Input devices

The Xbox One controller works easily with MS Windows 10 over Bluetooth (though the batteries only lasted for 40 hours of gaming, and one has to select "mice, keyboards, etc" when adding a device, despite MS Windows suggesting to pick a separate option for Xbox controllers) and over an USB cable (micro-usb). For some reason (which I have no idea how to debug with a reasonable effort, and likely it would violate long and unreadable game licenses) games lag when it vibrates, but disabling vibration gets rid of the lags. Seems to work well on Linux as well.

Wireless input devices may be particularly convenient for a setup like that, but one should keep in mind that they tend to use proprietary protocols, which are almost always insecure (see, for instance, Penetration testing wireless keyboards from 2022, and HN comments, though I think it was pretty much common knowledge before that).

M-Audio Keystation 88 MK3 is an inexpensive MIDI keyboard; I don't have other MIDI keyboards to compare it to, and only played a regular piano before, but it seems fine.

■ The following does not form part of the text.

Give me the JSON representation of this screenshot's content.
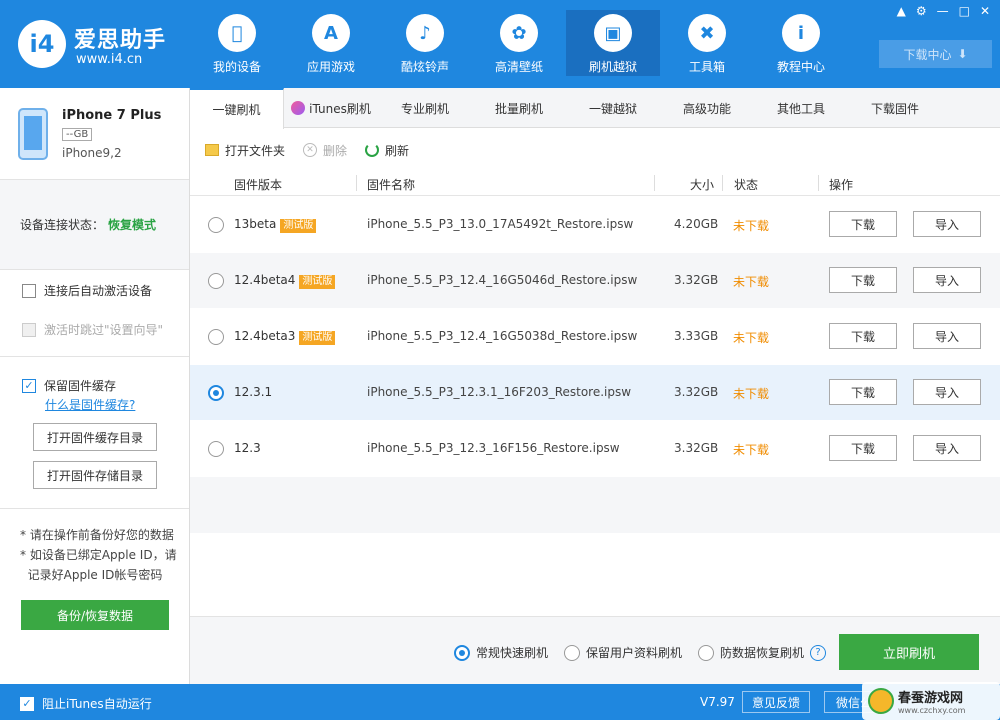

Both Yoshimi and LMMS work easily with it, on both Windows and Linux. Synthesia mostly works with it on Android too (though apparently misses some events, especially key releases, and then almost hangs; no idea where the issue is). Z-shaped keyboard stands are sometimes recommended for their stability and independent height and width adjustments, which indeed seem nice (I went for an OnStage one, which seems nice -- but once again, I don't have much to compare it to). I've also acquired an M-Audio SP-2 pedal, with its switch either being broken before it arrived or breaking on the first attempt to use it (and given that it's pretty cheap, attempting to replace it looks like more trouble than it's worth); fortunately a MIDI pedal is just a basic on-off switch, so one can try to replace it with a paperclip or two, but that's rather junky.

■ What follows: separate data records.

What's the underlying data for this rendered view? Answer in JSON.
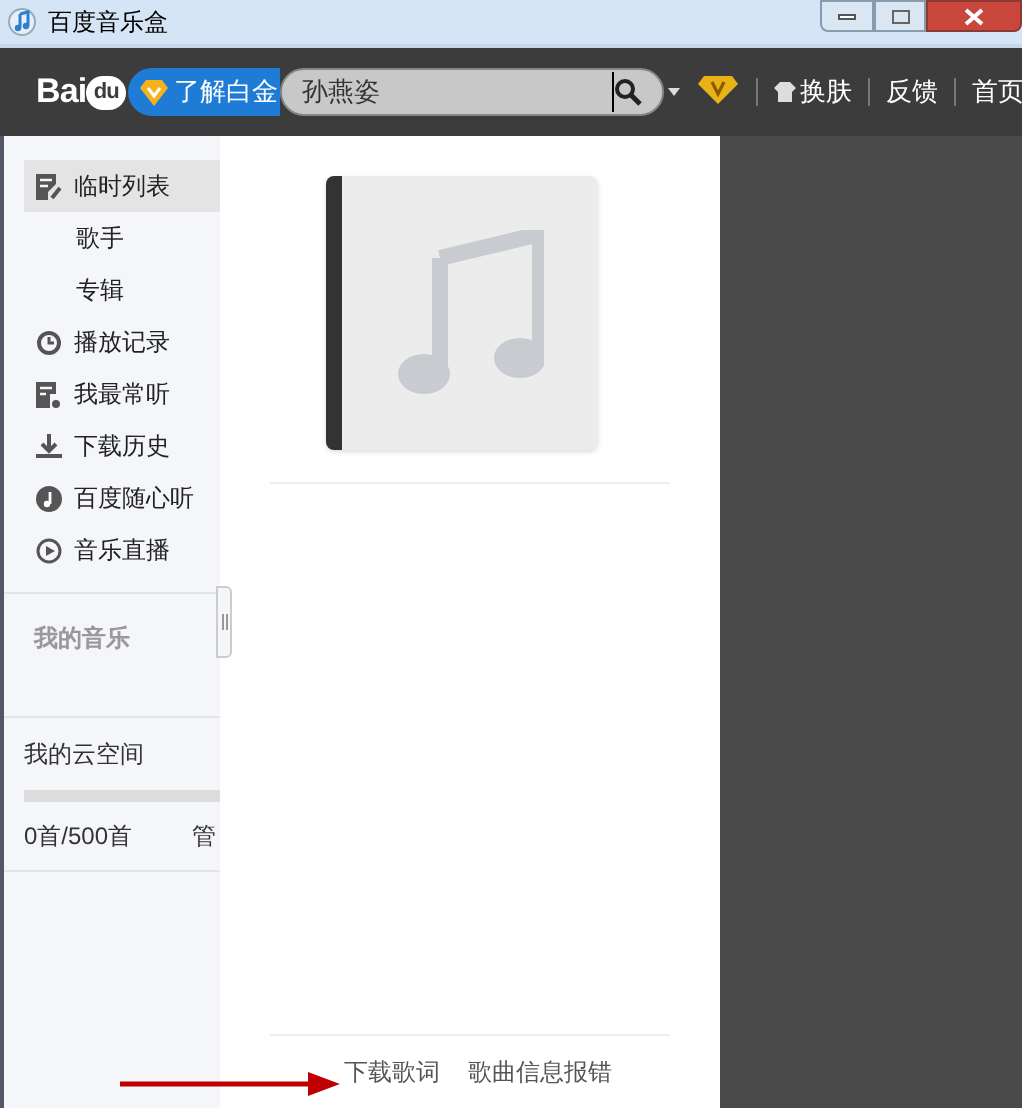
{
  "window": {
    "title": "百度音乐盒"
  },
  "toolbar": {
    "logo": {
      "text": "Bai",
      "paw": "du"
    },
    "promo_button": "了解白金",
    "search": {
      "value": "孙燕姿"
    },
    "links": [
      "换肤",
      "反馈",
      "首页"
    ]
  },
  "sidebar": {
    "items": [
      {
        "label": "临时列表",
        "kind": "edit",
        "selected": true
      },
      {
        "label": "歌手",
        "kind": "sub",
        "selected": false
      },
      {
        "label": "专辑",
        "kind": "sub",
        "selected": false
      },
      {
        "label": "播放记录",
        "kind": "history",
        "selected": false
      },
      {
        "label": "我最常听",
        "kind": "list",
        "selected": false
      },
      {
        "label": "下载历史",
        "kind": "download",
        "selected": false
      },
      {
        "label": "百度随心听",
        "kind": "note",
        "selected": false
      },
      {
        "label": "音乐直播",
        "kind": "play",
        "selected": false
      }
    ],
    "my_music": "我的音乐",
    "cloud": {
      "title": "我的云空间",
      "level": 0,
      "usage": "0首/500首",
      "action": "管"
    }
  },
  "lyrics_links": [
    "下载歌词",
    "歌曲信息报错"
  ]
}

A screen

OLED matrices seem to be used relatively commonly for media-oriented "TVs", but modern "TVs" are monitors with built-in computers, loaded with proprietary software, malware, and even advertisements (see also: HN thread discussing spyware on smart TVs). Apparently there are similar screens marketed as "conference room" or "commercial" ones, and perhaps non-OLED can be fine too. With comparable specifications, regular screens seem to be quite a bit more expensive than TVs; possibly that's because TVs can feature frame interpolation and double frame rate in their specifications, and/or advertise resolutions with interlacing. Though it's commonly suggested that preinstalled spyware and adware lead to lower prices as well.

I went for a gaming LG screen (32GK850F-B, VA matrix) in 2019, which seems rather nice and not particularly expensive.

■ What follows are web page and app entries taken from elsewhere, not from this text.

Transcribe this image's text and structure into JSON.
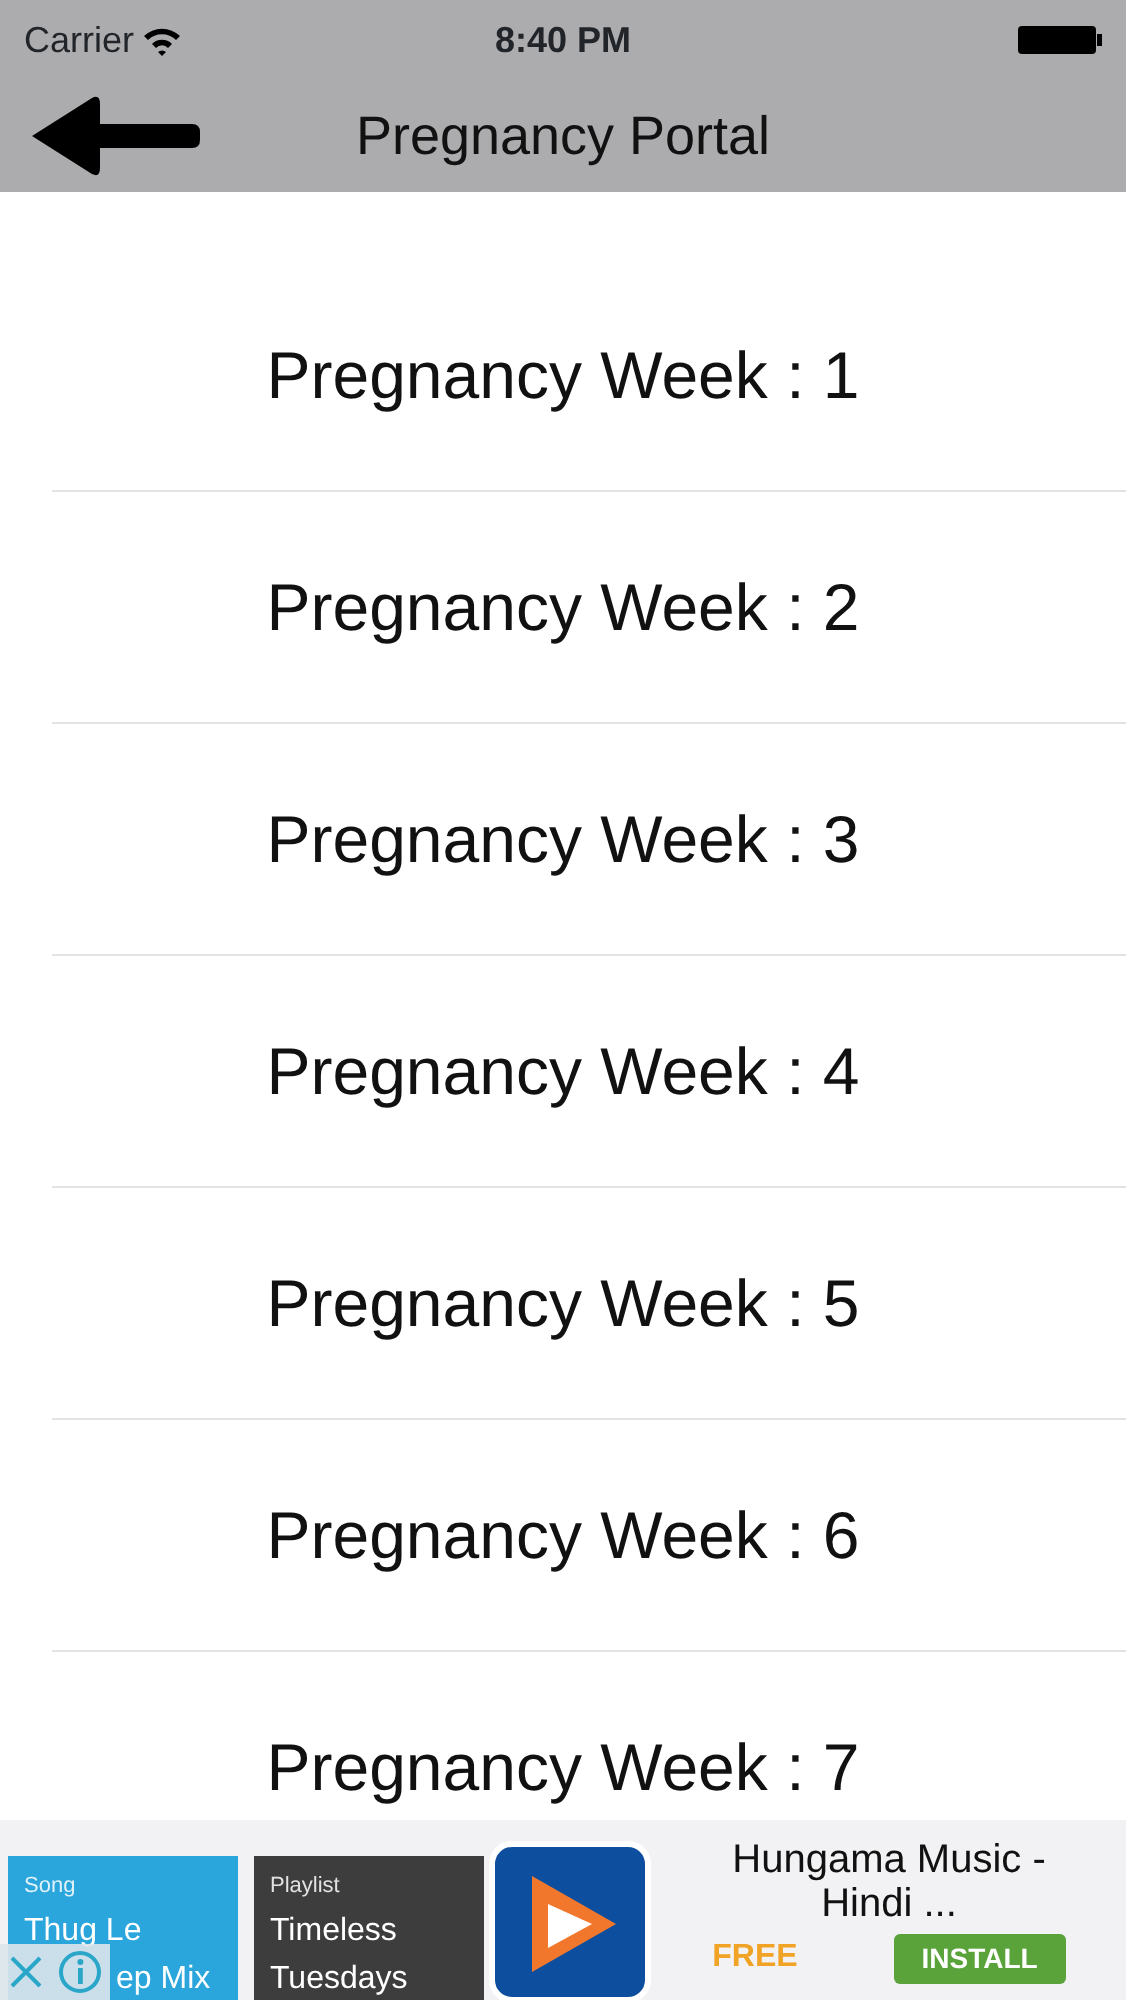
{
  "status_bar": {
    "carrier": "Carrier",
    "time": "8:40 PM"
  },
  "nav": {
    "title": "Pregnancy Portal"
  },
  "weeks": [
    {
      "label": "Pregnancy Week : 1"
    },
    {
      "label": "Pregnancy Week : 2"
    },
    {
      "label": "Pregnancy Week : 3"
    },
    {
      "label": "Pregnancy Week : 4"
    },
    {
      "label": "Pregnancy Week : 5"
    },
    {
      "label": "Pregnancy Week : 6"
    },
    {
      "label": "Pregnancy Week : 7"
    }
  ],
  "ad": {
    "tiles": [
      {
        "kind": "song",
        "tag": "Song",
        "title": "Thug Le",
        "subtitle": "ep Mix"
      },
      {
        "kind": "playlist",
        "tag": "Playlist",
        "title": "Timeless",
        "subtitle": "Tuesdays"
      }
    ],
    "app_name": "Hungama Music - Hindi ...",
    "price": "FREE",
    "install": "INSTALL"
  }
}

Old cable television

While OTT services may make more sense these days, one may want to preserve regular TV (such as DVB-C). There are receivers (aka "set-top box") that can output video over HDMI and sound separately (e.g., over RCA), as well as speakers with dual inputs (e.g., also RCA), and computer screens commonly support multiple inputs, so that both DVB-C receiver and a computer can be connected to both a screen and speakers (so that TV can function independently of a computer). There are PCI and USB TV tuners too, but according to comments on the Internet their quality is very low (both hardware and software), so solving it with additional wires seems like a better option. See also: MythTV, LinuxTV, DVB-C devices in LinuxTV wiki.